Hundreds of abs exercises exist, and everyone claims to know which one is best for a strong middle. But, no single one provides a comprehensive workout for all the muscles of the abdomen, including the flutter or scissor kick.
This move, done by lying on your back and scissoring your legs, uses your rectus abdominis, the main ab muscle, and your obliques, the side ab muscles, for stabilization. But, you'll also feel the very fronts of your hips burn during the exercise. This is because the hip flexors work hard along with your abs to hold your legs just off the floor and kick.
If your back is healthy, then the flutter kick might be one of many exercises you include in your ab-training regimen to foster a more stable core, even if it alone isn't the "best." No single exercise can be considered best when it comes to the abs, though, as you need multiple moves to train all the muscles through their range of motion.
What Is The Flutter Kick?
A proper flutter kick is easy to perform as you need no equipment, except for a gym mat.
Lie on your back on a gym mat with your legs extended and your arms alongside your hips, palms down.
Lift your legs 4 to 6 inches off the floor. Press your low back into the mat.
Keep your legs straight as you rhythmically raise one leg higher, then switch. Move in a fluttering, up and down motion.
Perform for 15 to 20 repetitions. Alternatively, flutter kick for a period of time, such as 20 to 30 seconds.
To vary the move, cross the legs over and under each other rather than flutter them up and down. This change doesn't markedly alter the muscles used during the exercise; it's just a fun variation.
Your rectus abdominis -- the front sheath of your abs -- works when you flex, or bend, the torso at the waist. During the flutter kick, no bending happens so these ab muscles work as stabilizers only.

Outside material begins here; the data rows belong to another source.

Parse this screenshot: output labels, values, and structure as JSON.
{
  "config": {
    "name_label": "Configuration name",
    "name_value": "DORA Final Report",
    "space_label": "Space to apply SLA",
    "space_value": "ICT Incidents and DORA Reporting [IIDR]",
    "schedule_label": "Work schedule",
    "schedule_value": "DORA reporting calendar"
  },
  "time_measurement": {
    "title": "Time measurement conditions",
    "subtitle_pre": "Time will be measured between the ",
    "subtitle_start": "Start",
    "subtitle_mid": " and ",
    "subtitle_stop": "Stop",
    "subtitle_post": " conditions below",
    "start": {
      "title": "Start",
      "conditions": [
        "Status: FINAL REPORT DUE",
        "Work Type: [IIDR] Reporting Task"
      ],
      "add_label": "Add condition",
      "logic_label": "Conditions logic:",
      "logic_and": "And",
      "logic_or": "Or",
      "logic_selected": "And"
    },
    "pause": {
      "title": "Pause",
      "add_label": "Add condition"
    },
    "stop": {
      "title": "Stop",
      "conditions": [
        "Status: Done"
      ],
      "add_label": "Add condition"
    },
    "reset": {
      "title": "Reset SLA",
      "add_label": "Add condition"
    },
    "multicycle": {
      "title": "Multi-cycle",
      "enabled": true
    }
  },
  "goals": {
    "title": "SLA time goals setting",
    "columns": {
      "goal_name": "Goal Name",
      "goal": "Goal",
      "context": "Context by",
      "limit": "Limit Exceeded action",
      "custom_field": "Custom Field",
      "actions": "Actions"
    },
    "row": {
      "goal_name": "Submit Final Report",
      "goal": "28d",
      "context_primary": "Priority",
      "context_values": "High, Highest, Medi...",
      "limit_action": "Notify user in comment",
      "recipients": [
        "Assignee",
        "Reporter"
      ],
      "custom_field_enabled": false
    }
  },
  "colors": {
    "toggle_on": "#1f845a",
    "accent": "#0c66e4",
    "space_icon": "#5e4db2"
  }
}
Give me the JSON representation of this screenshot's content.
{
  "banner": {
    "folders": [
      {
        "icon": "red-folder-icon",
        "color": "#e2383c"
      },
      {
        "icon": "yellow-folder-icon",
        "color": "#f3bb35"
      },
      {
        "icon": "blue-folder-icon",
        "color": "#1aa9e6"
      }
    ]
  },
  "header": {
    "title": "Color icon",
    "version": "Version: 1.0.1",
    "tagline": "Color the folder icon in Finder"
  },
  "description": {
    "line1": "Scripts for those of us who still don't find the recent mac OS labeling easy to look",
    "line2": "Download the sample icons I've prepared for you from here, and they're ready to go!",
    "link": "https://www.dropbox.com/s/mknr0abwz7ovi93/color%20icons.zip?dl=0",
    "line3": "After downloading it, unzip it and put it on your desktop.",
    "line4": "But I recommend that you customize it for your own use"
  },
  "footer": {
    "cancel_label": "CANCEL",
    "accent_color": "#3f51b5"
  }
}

The hip flexors, which attach the pelvis, back and legs together, are the primary movers. Secondary muscles worked are those in the thighs. The obliques, at the sides of your abdomen, and quadriceps stabilize the activity along with the rectus abdominis.
Because the abs aren't among the primary muscles used during the flutter kick, it can't be the best ab exercise.
Hovering your legs off the floor to perform the flutter kick can cause stress to your back. If you feel pain, skip the kicks and choose more back-friendly core moves, such as front planks and crunches on a stability ball. You'll actually train the ab muscles more with these moves and reduce hip flexor activation.
If you do flutter kicks consistently at every workout you could develop back pain due to overly tight hip flexors. When these muscles at the front side of your hip attachment become tight, they pull on the muscles of the lower spine. Over time, this leads to imbalances that can cause serious discomfort and even lumbar disc disorders.
Flutter kicks aren't the only ab exercise that contribute to tight hip flexors. The classic sit-up and straight-leg hanging leg raise are two other hip flexor-tightening moves. Sitting much of the day at a computer or driving a long commute are other reasons your hip flexors may be tight.
A Mix of Exercises is Best
Flutter kicks aren't the best abs exercise because they don't challenge all the muscles of your abdomen. No one exercise can, though, as you need to get a complete workout you must include in side-bending, rotation, stabilization and flexion movement. Flutter kicks and planks are stabilization moves. Bicycle crunches and cable woodchops train functional rotation and side bending. Crunches are an example of flexion.